**EXTRACTED DATA**
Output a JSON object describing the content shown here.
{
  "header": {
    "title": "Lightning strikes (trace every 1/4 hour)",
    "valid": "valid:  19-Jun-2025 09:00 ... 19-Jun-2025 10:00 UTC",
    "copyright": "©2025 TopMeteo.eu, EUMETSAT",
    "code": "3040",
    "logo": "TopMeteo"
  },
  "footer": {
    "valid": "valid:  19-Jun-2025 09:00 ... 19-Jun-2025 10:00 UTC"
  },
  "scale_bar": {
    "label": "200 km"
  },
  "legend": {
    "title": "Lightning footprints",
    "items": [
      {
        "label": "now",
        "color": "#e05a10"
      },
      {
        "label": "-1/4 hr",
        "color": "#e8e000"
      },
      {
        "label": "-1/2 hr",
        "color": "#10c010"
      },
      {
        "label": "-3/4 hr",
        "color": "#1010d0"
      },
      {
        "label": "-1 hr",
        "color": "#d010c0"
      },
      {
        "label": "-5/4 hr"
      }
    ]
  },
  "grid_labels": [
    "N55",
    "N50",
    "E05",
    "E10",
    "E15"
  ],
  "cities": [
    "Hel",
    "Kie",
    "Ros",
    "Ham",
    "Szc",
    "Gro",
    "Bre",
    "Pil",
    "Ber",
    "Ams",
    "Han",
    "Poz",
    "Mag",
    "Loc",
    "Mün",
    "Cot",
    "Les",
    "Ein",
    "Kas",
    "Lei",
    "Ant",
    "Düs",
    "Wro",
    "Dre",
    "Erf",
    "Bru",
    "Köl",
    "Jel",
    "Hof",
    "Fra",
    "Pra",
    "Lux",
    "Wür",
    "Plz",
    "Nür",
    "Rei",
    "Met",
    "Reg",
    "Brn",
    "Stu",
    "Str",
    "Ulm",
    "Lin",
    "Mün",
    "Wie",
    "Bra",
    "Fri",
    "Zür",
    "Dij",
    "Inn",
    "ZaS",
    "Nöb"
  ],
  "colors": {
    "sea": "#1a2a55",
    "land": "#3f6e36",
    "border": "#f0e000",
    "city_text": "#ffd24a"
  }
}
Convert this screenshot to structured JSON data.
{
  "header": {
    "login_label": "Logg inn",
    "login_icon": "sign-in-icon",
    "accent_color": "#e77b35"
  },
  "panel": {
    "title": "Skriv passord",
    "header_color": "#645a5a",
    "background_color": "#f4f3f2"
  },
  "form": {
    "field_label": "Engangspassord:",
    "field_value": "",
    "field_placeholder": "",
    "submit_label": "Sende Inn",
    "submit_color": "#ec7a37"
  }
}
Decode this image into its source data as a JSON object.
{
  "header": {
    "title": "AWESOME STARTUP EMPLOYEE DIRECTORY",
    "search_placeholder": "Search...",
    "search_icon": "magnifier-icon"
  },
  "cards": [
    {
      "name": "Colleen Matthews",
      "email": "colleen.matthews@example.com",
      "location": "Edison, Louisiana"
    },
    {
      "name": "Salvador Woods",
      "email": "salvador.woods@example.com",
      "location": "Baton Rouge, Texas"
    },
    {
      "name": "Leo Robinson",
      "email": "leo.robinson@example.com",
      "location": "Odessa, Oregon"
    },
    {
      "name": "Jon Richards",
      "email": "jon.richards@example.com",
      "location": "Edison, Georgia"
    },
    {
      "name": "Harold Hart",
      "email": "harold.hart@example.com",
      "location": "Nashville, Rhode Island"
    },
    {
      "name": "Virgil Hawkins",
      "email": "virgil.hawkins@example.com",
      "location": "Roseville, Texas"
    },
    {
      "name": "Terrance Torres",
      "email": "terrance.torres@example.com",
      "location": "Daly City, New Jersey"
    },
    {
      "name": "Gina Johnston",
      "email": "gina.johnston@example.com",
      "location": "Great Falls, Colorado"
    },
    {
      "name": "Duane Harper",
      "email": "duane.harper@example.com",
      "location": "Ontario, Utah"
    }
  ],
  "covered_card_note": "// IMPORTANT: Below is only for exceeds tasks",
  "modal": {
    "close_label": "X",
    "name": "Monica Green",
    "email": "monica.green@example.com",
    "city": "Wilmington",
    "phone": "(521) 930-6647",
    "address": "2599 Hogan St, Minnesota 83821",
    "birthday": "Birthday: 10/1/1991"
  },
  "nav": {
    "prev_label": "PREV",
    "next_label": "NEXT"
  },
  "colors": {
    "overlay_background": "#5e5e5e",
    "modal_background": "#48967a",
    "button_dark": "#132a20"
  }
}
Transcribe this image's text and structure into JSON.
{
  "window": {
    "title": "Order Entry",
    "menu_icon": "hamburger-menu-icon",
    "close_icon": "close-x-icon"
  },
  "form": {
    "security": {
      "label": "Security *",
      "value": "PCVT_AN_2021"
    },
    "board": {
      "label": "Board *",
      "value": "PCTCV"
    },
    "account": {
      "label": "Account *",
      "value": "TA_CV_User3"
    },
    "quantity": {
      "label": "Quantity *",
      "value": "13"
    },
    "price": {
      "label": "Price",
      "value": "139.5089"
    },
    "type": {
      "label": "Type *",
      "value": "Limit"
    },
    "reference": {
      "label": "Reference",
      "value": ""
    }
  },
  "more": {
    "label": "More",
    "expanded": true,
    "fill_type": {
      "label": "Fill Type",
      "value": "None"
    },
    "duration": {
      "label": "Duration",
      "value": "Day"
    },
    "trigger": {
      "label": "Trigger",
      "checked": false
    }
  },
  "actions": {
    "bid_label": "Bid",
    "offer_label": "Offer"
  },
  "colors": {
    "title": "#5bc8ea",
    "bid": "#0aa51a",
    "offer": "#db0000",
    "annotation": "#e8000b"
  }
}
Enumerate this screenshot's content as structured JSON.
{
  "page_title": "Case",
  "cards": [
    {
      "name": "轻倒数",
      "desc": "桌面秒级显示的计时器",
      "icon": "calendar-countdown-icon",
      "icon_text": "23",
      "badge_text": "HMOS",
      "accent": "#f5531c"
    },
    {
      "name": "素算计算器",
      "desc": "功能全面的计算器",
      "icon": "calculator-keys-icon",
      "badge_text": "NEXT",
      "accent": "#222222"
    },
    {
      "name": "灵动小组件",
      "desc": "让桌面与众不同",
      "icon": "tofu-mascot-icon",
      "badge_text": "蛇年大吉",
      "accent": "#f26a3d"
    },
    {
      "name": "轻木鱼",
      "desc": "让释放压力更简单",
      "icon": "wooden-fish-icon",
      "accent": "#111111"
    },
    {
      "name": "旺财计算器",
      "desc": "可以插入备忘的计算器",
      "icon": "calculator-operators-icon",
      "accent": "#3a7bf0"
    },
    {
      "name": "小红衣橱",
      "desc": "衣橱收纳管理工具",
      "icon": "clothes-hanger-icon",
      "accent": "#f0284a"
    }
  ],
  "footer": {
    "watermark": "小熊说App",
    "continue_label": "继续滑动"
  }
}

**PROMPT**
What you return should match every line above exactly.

**SOLUTION TO THE PROBLEM**
Output a JSON object describing the content shown here.
{
  "header": {
    "title": "Lightning strikes (trace every 1/4 hour)",
    "valid": "valid:  19-Jun-2025 09:00 ... 19-Jun-2025 10:00 UTC",
    "copyright": "©2025 TopMeteo.eu, EUMETSAT",
    "code": "3040",
    "logo": "TopMeteo"
  },
  "footer": {
    "valid": "valid:  19-Jun-2025 09:00 ... 19-Jun-2025 10:00 UTC"
  },
  "scale_bar": {
    "label": "200 km"
  },
  "legend": {
    "title": "Lightning footprints",
    "items": [
      {
        "label": "now",
        "color": "#e05a10"
      },
      {
        "label": "-1/4 hr",
        "color": "#e8e000"
      },
      {
        "label": "-1/2 hr",
        "color": "#10c010"
      },
      {
        "label": "-3/4 hr",
        "color": "#1010d0"
      },
      {
        "label": "-1 hr",
        "color": "#d010c0"
      },
      {
        "label": "-5/4 hr"
      }
    ]
  },
  "grid_labels": [
    "N55",
    "N50",
    "E05",
    "E10",
    "E15"
  ],
  "cities": [
    "Hel",
    "Kie",
    "Ros",
    "Ham",
    "Szc",
    "Gro",
    "Bre",
    "Pil",
    "Ber",
    "Ams",
    "Han",
    "Poz",
    "Mag",
    "Loc",
    "Mün",
    "Cot",
    "Les",
    "Ein",
    "Kas",
    "Lei",
    "Ant",
    "Düs",
    "Wro",
    "Dre",
    "Erf",
    "Bru",
    "Köl",
    "Jel",
    "Hof",
    "Fra",
    "Pra",
    "Lux",
    "Wür",
    "Plz",
    "Nür",
    "Rei",
    "Met",
    "Reg",
    "Brn",
    "Stu",
    "Str",
    "Ulm",
    "Lin",
    "Mün",
    "Wie",
    "Bra",
    "Fri",
    "Zür",
    "Dij",
    "Inn",
    "ZaS",
    "Nöb"
  ],
  "colors": {
    "sea": "#1a2a55",
    "land": "#3f6e36",
    "border": "#f0e000",
    "city_text": "#ffd24a"
  }
}
Convert this screenshot to structured JSON data.
{
  "header": {
    "login_label": "Logg inn",
    "login_icon": "sign-in-icon",
    "accent_color": "#e77b35"
  },
  "panel": {
    "title": "Skriv passord",
    "header_color": "#645a5a",
    "background_color": "#f4f3f2"
  },
  "form": {
    "field_label": "Engangspassord:",
    "field_value": "",
    "field_placeholder": "",
    "submit_label": "Sende Inn",
    "submit_color": "#ec7a37"
  }
}
Decode this image into its source data as a JSON object.
{
  "header": {
    "title": "AWESOME STARTUP EMPLOYEE DIRECTORY",
    "search_placeholder": "Search...",
    "search_icon": "magnifier-icon"
  },
  "cards": [
    {
      "name": "Colleen Matthews",
      "email": "colleen.matthews@example.com",
      "location": "Edison, Louisiana"
    },
    {
      "name": "Salvador Woods",
      "email": "salvador.woods@example.com",
      "location": "Baton Rouge, Texas"
    },
    {
      "name": "Leo Robinson",
      "email": "leo.robinson@example.com",
      "location": "Odessa, Oregon"
    },
    {
      "name": "Jon Richards",
      "email": "jon.richards@example.com",
      "location": "Edison, Georgia"
    },
    {
      "name": "Harold Hart",
      "email": "harold.hart@example.com",
      "location": "Nashville, Rhode Island"
    },
    {
      "name": "Virgil Hawkins",
      "email": "virgil.hawkins@example.com",
      "location": "Roseville, Texas"
    },
    {
      "name": "Terrance Torres",
      "email": "terrance.torres@example.com",
      "location": "Daly City, New Jersey"
    },
    {
      "name": "Gina Johnston",
      "email": "gina.johnston@example.com",
      "location": "Great Falls, Colorado"
    },
    {
      "name": "Duane Harper",
      "email": "duane.harper@example.com",
      "location": "Ontario, Utah"
    }
  ],
  "covered_card_note": "// IMPORTANT: Below is only for exceeds tasks",
  "modal": {
    "close_label": "X",
    "name": "Monica Green",
    "email": "monica.green@example.com",
    "city": "Wilmington",
    "phone": "(521) 930-6647",
    "address": "2599 Hogan St, Minnesota 83821",
    "birthday": "Birthday: 10/1/1991"
  },
  "nav": {
    "prev_label": "PREV",
    "next_label": "NEXT"
  },
  "colors": {
    "overlay_background": "#5e5e5e",
    "modal_background": "#48967a",
    "button_dark": "#132a20"
  }
}
Transcribe this image's text and structure into JSON.
{
  "window": {
    "title": "Order Entry",
    "menu_icon": "hamburger-menu-icon",
    "close_icon": "close-x-icon"
  },
  "form": {
    "security": {
      "label": "Security *",
      "value": "PCVT_AN_2021"
    },
    "board": {
      "label": "Board *",
      "value": "PCTCV"
    },
    "account": {
      "label": "Account *",
      "value": "TA_CV_User3"
    },
    "quantity": {
      "label": "Quantity *",
      "value": "13"
    },
    "price": {
      "label": "Price",
      "value": "139.5089"
    },
    "type": {
      "label": "Type *",
      "value": "Limit"
    },
    "reference": {
      "label": "Reference",
      "value": ""
    }
  },
  "more": {
    "label": "More",
    "expanded": true,
    "fill_type": {
      "label": "Fill Type",
      "value": "None"
    },
    "duration": {
      "label": "Duration",
      "value": "Day"
    },
    "trigger": {
      "label": "Trigger",
      "checked": false
    }
  },
  "actions": {
    "bid_label": "Bid",
    "offer_label": "Offer"
  },
  "colors": {
    "title": "#5bc8ea",
    "bid": "#0aa51a",
    "offer": "#db0000",
    "annotation": "#e8000b"
  }
}
Enumerate this screenshot's content as structured JSON.
{
  "page_title": "Case",
  "cards": [
    {
      "name": "轻倒数",
      "desc": "桌面秒级显示的计时器",
      "icon": "calendar-countdown-icon",
      "icon_text": "23",
      "badge_text": "HMOS",
      "accent": "#f5531c"
    },
    {
      "name": "素算计算器",
      "desc": "功能全面的计算器",
      "icon": "calculator-keys-icon",
      "badge_text": "NEXT",
      "accent": "#222222"
    },
    {
      "name": "灵动小组件",
      "desc": "让桌面与众不同",
      "icon": "tofu-mascot-icon",
      "badge_text": "蛇年大吉",
      "accent": "#f26a3d"
    },
    {
      "name": "轻木鱼",
      "desc": "让释放压力更简单",
      "icon": "wooden-fish-icon",
      "accent": "#111111"
    },
    {
      "name": "旺财计算器",
      "desc": "可以插入备忘的计算器",
      "icon": "calculator-operators-icon",
      "accent": "#3a7bf0"
    },
    {
      "name": "小红衣橱",
      "desc": "衣橱收纳管理工具",
      "icon": "clothes-hanger-icon",
      "accent": "#f0284a"
    }
  ],
  "footer": {
    "watermark": "小熊说App",
    "continue_label": "继续滑动"
  }
}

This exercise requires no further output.